**Data excerpts:**
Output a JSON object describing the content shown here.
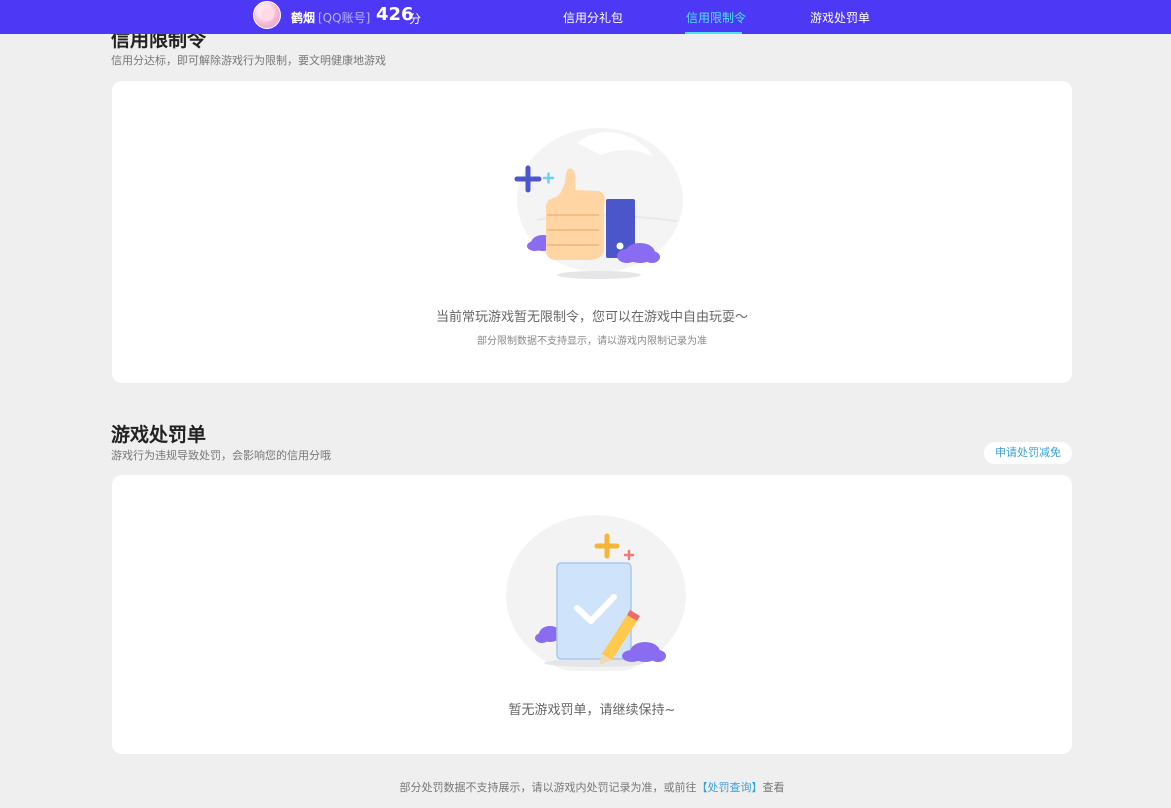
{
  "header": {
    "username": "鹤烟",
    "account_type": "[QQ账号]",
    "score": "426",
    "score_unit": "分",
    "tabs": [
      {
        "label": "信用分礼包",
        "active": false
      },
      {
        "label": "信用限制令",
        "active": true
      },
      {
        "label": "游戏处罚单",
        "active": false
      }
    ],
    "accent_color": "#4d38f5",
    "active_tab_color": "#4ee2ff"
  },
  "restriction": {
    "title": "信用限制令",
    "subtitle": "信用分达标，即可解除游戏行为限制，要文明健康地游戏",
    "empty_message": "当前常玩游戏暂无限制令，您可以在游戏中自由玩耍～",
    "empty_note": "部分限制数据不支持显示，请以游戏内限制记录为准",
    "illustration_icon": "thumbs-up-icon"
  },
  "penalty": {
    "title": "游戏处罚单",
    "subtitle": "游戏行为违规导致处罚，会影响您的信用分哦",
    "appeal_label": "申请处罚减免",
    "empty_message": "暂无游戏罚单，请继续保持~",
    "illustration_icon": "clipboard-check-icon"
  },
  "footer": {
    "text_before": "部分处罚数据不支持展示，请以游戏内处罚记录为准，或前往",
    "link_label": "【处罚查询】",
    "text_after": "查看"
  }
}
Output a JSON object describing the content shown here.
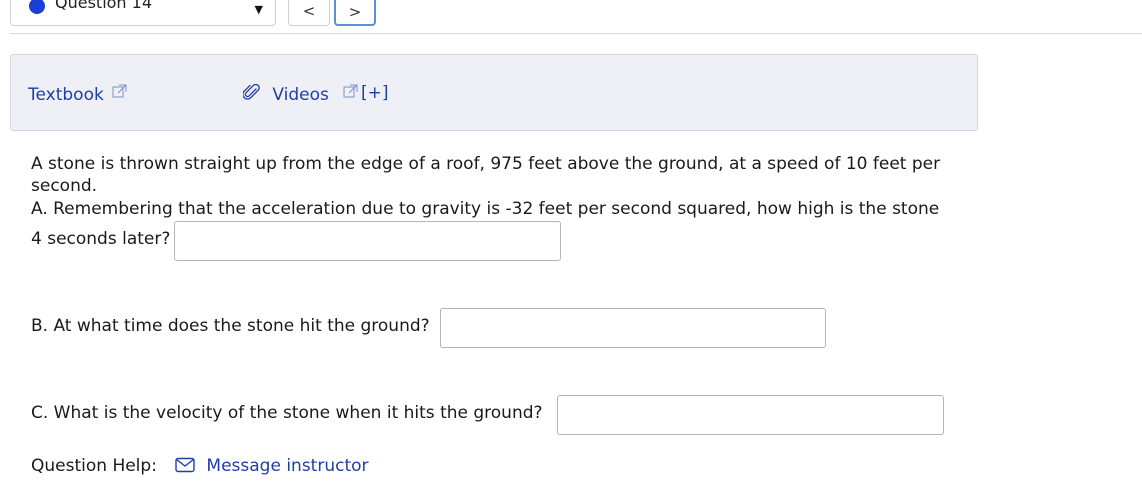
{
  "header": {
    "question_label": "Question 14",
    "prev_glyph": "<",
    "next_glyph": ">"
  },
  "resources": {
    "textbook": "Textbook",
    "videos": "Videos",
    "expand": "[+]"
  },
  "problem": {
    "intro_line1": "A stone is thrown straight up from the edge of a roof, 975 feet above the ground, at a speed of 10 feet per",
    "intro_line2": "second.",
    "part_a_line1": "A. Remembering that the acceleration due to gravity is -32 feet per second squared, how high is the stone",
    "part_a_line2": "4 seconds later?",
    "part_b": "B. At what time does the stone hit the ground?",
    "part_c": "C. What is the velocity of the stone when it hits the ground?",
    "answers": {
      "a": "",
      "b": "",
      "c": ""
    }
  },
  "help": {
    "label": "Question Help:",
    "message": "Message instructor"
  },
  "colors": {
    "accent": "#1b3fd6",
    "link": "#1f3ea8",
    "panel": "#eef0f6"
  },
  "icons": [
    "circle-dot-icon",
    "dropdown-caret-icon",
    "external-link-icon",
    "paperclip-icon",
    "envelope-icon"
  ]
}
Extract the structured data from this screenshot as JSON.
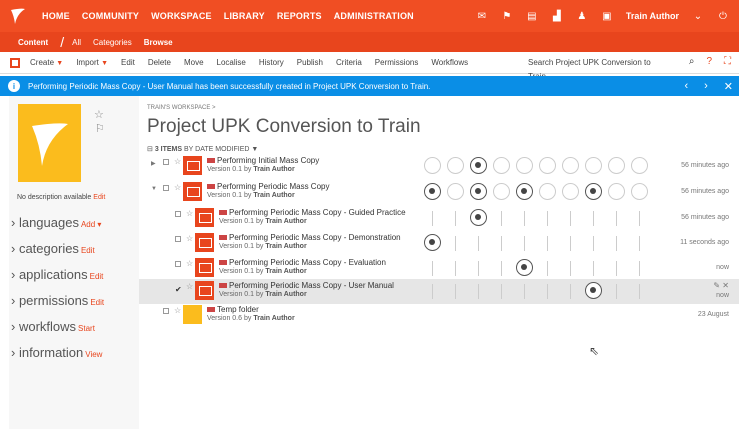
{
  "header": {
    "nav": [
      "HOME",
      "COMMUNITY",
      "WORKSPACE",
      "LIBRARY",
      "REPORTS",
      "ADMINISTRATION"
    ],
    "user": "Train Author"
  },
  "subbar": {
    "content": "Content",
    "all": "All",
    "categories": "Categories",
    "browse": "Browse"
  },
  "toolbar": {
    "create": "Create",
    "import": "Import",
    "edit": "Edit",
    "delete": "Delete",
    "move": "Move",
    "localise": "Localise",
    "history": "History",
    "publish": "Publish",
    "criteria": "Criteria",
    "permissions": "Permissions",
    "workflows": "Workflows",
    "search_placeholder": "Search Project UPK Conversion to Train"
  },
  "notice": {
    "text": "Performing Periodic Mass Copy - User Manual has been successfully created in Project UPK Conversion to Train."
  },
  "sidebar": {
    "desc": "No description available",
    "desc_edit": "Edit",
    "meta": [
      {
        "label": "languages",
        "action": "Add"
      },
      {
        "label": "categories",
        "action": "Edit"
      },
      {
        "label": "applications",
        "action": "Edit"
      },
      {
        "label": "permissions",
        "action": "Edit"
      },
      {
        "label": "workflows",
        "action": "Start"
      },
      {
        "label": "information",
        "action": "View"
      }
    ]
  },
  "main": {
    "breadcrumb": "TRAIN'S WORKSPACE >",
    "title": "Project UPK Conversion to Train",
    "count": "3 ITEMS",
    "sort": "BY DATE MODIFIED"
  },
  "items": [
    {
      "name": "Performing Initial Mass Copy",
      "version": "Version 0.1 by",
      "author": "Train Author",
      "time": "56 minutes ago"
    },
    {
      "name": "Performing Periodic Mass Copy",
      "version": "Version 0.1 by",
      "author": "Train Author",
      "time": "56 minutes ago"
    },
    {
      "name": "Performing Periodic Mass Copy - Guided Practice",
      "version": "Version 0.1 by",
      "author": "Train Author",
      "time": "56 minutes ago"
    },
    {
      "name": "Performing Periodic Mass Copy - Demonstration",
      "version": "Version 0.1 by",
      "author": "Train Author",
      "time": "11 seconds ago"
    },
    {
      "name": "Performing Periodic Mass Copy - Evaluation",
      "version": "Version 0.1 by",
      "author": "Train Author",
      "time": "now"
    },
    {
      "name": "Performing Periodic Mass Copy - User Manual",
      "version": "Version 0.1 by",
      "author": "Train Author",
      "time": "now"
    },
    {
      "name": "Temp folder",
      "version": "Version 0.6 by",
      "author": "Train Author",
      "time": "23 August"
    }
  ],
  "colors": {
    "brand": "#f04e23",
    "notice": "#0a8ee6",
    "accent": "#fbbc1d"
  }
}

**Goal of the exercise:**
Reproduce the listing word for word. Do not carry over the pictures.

**Answer below:**
Output a JSON object describing the content shown here.
{
  "header": {
    "username": "鹤烟",
    "account_type": "[QQ账号]",
    "score": "426",
    "score_unit": "分",
    "tabs": [
      {
        "label": "信用分礼包",
        "active": false
      },
      {
        "label": "信用限制令",
        "active": true
      },
      {
        "label": "游戏处罚单",
        "active": false
      }
    ],
    "accent_color": "#4d38f5",
    "active_tab_color": "#4ee2ff"
  },
  "restriction": {
    "title": "信用限制令",
    "subtitle": "信用分达标，即可解除游戏行为限制，要文明健康地游戏",
    "empty_message": "当前常玩游戏暂无限制令，您可以在游戏中自由玩耍～",
    "empty_note": "部分限制数据不支持显示，请以游戏内限制记录为准",
    "illustration_icon": "thumbs-up-icon"
  },
  "penalty": {
    "title": "游戏处罚单",
    "subtitle": "游戏行为违规导致处罚，会影响您的信用分哦",
    "appeal_label": "申请处罚减免",
    "empty_message": "暂无游戏罚单，请继续保持~",
    "illustration_icon": "clipboard-check-icon"
  },
  "footer": {
    "text_before": "部分处罚数据不支持展示，请以游戏内处罚记录为准，或前往",
    "link_label": "【处罚查询】",
    "text_after": "查看"
  }
}
Output a JSON object describing the content shown here.
{
  "header": {
    "question_label": "Question 14",
    "prev_glyph": "<",
    "next_glyph": ">"
  },
  "resources": {
    "textbook": "Textbook",
    "videos": "Videos",
    "expand": "[+]"
  },
  "problem": {
    "intro_line1": "A stone is thrown straight up from the edge of a roof, 975 feet above the ground, at a speed of 10 feet per",
    "intro_line2": "second.",
    "part_a_line1": "A. Remembering that the acceleration due to gravity is -32 feet per second squared, how high is the stone",
    "part_a_line2": "4 seconds later?",
    "part_b": "B. At what time does the stone hit the ground?",
    "part_c": "C. What is the velocity of the stone when it hits the ground?",
    "answers": {
      "a": "",
      "b": "",
      "c": ""
    }
  },
  "help": {
    "label": "Question Help:",
    "message": "Message instructor"
  },
  "colors": {
    "accent": "#1b3fd6",
    "link": "#1f3ea8",
    "panel": "#eef0f6"
  },
  "icons": [
    "circle-dot-icon",
    "dropdown-caret-icon",
    "external-link-icon",
    "paperclip-icon",
    "envelope-icon"
  ]
}
Extract the structured data from this screenshot as JSON.
{
  "header": {
    "nav": [
      "HOME",
      "COMMUNITY",
      "WORKSPACE",
      "LIBRARY",
      "REPORTS",
      "ADMINISTRATION"
    ],
    "user": "Train Author"
  },
  "subbar": {
    "content": "Content",
    "all": "All",
    "categories": "Categories",
    "browse": "Browse"
  },
  "toolbar": {
    "create": "Create",
    "import": "Import",
    "edit": "Edit",
    "delete": "Delete",
    "move": "Move",
    "localise": "Localise",
    "history": "History",
    "publish": "Publish",
    "criteria": "Criteria",
    "permissions": "Permissions",
    "workflows": "Workflows",
    "search_placeholder": "Search Project UPK Conversion to Train"
  },
  "notice": {
    "text": "Performing Periodic Mass Copy - User Manual has been successfully created in Project UPK Conversion to Train."
  },
  "sidebar": {
    "desc": "No description available",
    "desc_edit": "Edit",
    "meta": [
      {
        "label": "languages",
        "action": "Add"
      },
      {
        "label": "categories",
        "action": "Edit"
      },
      {
        "label": "applications",
        "action": "Edit"
      },
      {
        "label": "permissions",
        "action": "Edit"
      },
      {
        "label": "workflows",
        "action": "Start"
      },
      {
        "label": "information",
        "action": "View"
      }
    ]
  },
  "main": {
    "breadcrumb": "TRAIN'S WORKSPACE >",
    "title": "Project UPK Conversion to Train",
    "count": "3 ITEMS",
    "sort": "BY DATE MODIFIED"
  },
  "items": [
    {
      "name": "Performing Initial Mass Copy",
      "version": "Version 0.1 by",
      "author": "Train Author",
      "time": "56 minutes ago"
    },
    {
      "name": "Performing Periodic Mass Copy",
      "version": "Version 0.1 by",
      "author": "Train Author",
      "time": "56 minutes ago"
    },
    {
      "name": "Performing Periodic Mass Copy - Guided Practice",
      "version": "Version 0.1 by",
      "author": "Train Author",
      "time": "56 minutes ago"
    },
    {
      "name": "Performing Periodic Mass Copy - Demonstration",
      "version": "Version 0.1 by",
      "author": "Train Author",
      "time": "11 seconds ago"
    },
    {
      "name": "Performing Periodic Mass Copy - Evaluation",
      "version": "Version 0.1 by",
      "author": "Train Author",
      "time": "now"
    },
    {
      "name": "Performing Periodic Mass Copy - User Manual",
      "version": "Version 0.1 by",
      "author": "Train Author",
      "time": "now"
    },
    {
      "name": "Temp folder",
      "version": "Version 0.6 by",
      "author": "Train Author",
      "time": "23 August"
    }
  ],
  "colors": {
    "brand": "#f04e23",
    "notice": "#0a8ee6",
    "accent": "#fbbc1d"
  }
}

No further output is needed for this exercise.